- Henshall’s A guide to remembering Japanese characters.
- Hongyuan Wang’s The origins of Chinese characters 漢字字原入門.
- Wieger’s Chinese Characters: Their Origin, Etymology, History, Classification, and Signification: A Thorough Study from Chinese Documents.
- Noriko William’s The Key to Kanji.
- Bernhard Karlgren’s Analytic Dictionary of Chinese and Sino-Japanese.
- Harbaugh and Howell/Morimoto (with sites above) have paper versions as well.
- Most standard character dictionaries (Japanese kanwa jiten 漢和辞典, Chinese zìdiǎn 字典) will have some information. Specialized “etymological” character dictionaries are not hard to find.
- Baxter-Sagart’s reconstruction of Old and Middle Chinese pronunciations, academically respectable and freely available.
A few short reviews
- Sear’s Chinese Etymology: Scholars have questioned some of the explanations, but the most interesting feature of his site are the scans of oracle-bone, seal script, and other ancient forms; a truly commendable public service! It’s also a convenient tool to find out what are the phonetic and semantic components of a given character. Victor Mair has reviewed it.
- Zhōngwén is an old site, and annoyingly stubborn in using images for text, but it packs a lot of traditional-style info. Even though the search page says Big5 and GB, you can just input or paste Chinese text and not worry about ancient character encodings.
- I added ja.wiktionary as a representative of the typical unsourced explanations we find in monolingual dictionaries—except when the “character origin” (字源 jigen) section happens to be empty. Oh well. There are English and Chinese versions, but at least from my cursory overview, they seemed to be even less populated. The Japanese sometimes cite Shirakawa, whose analyses are controversial, but they’re tagged as such.
- Howell/Morimoto’s phonosemantic method is nonmainstream; it has been discussed at length on the Language Log.
- The Daikanwa is the Bible of character studies in Japan (and, I hear, it’s pretty respected in China too); but it’s expensive as hell, weights like fifty kilos, and your library won’t lend it.
- Henshall’s book is confused about its nature: it’s really much more useful as an introduction to character etymology than as a guide to remembering them, but because of its confusion it skimps on quoting sources (it’s always “some scholars” who think this and “others” who think that). At least it presents alternative theories, which is a Good Thing.
- Hongyuan Wang’s is short and grouped by theme, being intended to be read from cover to cover; it doesn’t work as a reference except for a few very common characters.

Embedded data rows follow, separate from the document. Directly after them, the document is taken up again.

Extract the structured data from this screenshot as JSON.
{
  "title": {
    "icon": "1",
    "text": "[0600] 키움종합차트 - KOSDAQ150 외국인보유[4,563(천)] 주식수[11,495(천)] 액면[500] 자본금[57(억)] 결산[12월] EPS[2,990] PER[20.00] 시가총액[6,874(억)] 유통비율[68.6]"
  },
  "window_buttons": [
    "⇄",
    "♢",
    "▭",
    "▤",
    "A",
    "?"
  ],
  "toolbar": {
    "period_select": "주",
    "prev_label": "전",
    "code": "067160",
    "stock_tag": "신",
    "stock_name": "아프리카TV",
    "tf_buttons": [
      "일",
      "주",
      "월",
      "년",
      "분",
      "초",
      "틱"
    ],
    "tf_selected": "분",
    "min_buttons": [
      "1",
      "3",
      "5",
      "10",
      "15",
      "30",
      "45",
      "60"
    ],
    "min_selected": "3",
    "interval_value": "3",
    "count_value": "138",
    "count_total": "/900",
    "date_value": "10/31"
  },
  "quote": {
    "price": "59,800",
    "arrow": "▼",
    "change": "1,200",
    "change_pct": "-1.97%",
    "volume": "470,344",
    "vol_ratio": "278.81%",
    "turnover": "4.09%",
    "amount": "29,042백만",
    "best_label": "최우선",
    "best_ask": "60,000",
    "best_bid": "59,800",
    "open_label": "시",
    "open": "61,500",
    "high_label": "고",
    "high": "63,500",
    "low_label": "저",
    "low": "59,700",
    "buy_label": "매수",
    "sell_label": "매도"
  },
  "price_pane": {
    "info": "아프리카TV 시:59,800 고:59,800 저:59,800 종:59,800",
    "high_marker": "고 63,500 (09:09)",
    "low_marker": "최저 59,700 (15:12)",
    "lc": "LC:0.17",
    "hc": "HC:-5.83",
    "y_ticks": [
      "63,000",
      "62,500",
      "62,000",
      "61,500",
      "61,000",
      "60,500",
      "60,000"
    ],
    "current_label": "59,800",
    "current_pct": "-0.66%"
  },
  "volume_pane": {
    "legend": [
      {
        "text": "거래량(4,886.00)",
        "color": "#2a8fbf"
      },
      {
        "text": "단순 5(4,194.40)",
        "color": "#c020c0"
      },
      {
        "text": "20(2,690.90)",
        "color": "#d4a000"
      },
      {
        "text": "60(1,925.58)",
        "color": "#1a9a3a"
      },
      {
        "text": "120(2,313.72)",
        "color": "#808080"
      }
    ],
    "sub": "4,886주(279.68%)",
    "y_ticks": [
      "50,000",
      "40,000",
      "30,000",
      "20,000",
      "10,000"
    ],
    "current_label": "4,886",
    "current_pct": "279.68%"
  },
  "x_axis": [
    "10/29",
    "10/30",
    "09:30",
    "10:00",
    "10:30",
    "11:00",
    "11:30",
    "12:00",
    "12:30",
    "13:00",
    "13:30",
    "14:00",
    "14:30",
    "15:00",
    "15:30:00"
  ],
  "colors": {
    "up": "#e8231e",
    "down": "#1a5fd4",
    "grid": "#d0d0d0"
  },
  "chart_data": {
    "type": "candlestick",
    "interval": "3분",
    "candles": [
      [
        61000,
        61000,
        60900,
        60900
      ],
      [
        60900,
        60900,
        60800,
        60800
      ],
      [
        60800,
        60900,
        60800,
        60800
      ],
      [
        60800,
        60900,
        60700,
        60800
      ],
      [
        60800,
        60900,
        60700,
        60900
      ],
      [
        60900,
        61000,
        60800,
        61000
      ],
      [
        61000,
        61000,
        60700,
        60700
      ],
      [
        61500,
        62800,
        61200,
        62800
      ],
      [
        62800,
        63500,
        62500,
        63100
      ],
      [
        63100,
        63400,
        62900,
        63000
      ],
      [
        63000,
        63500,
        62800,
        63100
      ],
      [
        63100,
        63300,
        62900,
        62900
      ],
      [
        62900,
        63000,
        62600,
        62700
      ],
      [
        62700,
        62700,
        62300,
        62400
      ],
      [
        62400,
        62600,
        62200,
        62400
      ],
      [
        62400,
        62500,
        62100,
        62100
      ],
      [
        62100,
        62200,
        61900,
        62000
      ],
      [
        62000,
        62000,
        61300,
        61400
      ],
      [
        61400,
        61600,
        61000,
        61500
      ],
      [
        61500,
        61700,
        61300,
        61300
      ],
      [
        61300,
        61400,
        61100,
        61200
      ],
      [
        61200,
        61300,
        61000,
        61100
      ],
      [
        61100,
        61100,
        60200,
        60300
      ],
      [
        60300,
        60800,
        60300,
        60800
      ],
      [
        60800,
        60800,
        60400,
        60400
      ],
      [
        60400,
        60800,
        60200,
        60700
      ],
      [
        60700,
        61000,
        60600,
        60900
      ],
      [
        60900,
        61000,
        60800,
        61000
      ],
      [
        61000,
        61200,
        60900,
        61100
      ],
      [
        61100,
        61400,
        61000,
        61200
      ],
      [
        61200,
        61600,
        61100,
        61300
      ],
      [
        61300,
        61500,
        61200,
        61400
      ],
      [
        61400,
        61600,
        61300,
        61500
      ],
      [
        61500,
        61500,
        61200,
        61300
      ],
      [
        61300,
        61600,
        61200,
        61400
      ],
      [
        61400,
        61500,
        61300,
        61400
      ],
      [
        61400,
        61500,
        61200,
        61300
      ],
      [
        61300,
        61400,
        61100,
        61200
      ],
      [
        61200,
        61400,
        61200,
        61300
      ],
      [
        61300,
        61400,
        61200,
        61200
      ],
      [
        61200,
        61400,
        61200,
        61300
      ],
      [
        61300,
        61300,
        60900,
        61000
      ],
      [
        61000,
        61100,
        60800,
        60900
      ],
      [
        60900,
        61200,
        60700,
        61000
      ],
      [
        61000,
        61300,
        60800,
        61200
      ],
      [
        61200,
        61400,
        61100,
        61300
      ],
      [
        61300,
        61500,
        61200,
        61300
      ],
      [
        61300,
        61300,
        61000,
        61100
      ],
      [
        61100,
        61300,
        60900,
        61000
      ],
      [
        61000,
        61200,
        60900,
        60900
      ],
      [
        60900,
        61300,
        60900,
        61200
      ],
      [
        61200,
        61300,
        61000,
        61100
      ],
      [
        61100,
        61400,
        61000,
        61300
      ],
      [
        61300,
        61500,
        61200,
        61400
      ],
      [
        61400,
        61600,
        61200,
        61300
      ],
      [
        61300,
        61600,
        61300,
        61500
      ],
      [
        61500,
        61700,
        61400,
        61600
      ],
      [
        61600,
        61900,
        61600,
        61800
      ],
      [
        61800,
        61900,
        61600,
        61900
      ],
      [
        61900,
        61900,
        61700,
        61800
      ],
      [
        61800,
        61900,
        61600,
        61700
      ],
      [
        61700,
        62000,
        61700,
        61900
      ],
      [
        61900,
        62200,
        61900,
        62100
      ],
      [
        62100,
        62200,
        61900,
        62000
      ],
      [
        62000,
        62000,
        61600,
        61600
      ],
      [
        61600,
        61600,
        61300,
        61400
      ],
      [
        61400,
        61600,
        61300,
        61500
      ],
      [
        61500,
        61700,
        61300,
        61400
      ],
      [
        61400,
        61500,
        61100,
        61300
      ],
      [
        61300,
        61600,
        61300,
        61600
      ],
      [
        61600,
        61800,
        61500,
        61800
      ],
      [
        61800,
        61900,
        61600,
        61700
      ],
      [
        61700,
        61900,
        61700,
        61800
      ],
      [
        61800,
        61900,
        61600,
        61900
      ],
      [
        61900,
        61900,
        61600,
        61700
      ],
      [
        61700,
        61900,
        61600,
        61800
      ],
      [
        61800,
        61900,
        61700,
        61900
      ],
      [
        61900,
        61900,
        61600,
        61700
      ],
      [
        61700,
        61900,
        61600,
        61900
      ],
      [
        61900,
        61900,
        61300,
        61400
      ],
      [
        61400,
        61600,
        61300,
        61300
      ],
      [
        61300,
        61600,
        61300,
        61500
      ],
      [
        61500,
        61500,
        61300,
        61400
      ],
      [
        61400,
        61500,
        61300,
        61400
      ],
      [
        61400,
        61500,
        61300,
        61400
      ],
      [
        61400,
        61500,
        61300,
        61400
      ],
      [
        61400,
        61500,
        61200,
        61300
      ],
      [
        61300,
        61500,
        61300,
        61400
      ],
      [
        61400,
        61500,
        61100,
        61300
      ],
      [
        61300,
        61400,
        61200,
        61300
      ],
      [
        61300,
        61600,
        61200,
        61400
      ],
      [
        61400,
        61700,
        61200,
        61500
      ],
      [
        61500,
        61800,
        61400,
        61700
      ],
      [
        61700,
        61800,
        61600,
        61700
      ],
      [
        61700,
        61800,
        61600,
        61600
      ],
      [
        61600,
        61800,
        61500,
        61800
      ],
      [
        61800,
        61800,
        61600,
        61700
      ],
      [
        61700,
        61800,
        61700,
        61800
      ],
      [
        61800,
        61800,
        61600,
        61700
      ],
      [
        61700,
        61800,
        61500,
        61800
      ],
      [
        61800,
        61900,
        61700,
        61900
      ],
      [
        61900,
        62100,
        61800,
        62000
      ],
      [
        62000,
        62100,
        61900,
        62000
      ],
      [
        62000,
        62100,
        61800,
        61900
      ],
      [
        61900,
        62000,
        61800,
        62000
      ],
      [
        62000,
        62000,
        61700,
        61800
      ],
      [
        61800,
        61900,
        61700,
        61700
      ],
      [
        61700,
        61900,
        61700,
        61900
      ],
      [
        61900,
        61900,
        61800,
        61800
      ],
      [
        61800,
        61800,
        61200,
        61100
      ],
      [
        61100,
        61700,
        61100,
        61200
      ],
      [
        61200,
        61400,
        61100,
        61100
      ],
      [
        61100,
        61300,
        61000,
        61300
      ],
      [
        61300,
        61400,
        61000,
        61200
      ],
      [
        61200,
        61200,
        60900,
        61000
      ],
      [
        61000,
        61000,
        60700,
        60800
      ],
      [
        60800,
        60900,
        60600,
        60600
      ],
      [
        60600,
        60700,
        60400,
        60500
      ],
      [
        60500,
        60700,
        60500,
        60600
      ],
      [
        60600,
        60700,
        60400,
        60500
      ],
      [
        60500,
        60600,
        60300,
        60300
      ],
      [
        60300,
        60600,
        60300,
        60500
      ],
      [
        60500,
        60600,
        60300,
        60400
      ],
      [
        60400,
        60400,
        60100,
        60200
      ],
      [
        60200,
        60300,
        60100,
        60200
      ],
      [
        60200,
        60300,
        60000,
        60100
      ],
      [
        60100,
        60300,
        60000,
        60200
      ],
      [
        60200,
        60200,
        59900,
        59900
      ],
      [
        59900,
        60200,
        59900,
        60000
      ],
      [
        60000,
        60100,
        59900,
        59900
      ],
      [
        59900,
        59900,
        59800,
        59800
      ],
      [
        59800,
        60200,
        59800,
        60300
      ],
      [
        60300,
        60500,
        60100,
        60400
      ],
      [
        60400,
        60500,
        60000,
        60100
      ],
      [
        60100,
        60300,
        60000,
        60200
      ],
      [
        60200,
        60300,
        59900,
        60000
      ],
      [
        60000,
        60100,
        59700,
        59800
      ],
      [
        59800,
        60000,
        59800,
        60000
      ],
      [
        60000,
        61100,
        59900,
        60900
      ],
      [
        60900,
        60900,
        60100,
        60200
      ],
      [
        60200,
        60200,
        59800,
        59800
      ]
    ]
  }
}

Like Sear’s, the sweetest thing are the pictures of ancient forms—but be careful, since he sometimes uses cave drawings and such as random illustrations; don’t confuse prehistoric Australian art with hànzì forms!
- Karlgren’s a classic in Chinese philology, but his phonetic reconstructions are now considered outdated. Nonetheless, it’s still an interesting dictionary to see the phonetic correspondences of characters in convenient lists of “sound series”. There’s an update/errata of sorts by Schuessler, the respected author of the ABC Etymological Dictionary of Old Chinese (which is about the language itself, not characters).
Further suggestions are welcomed.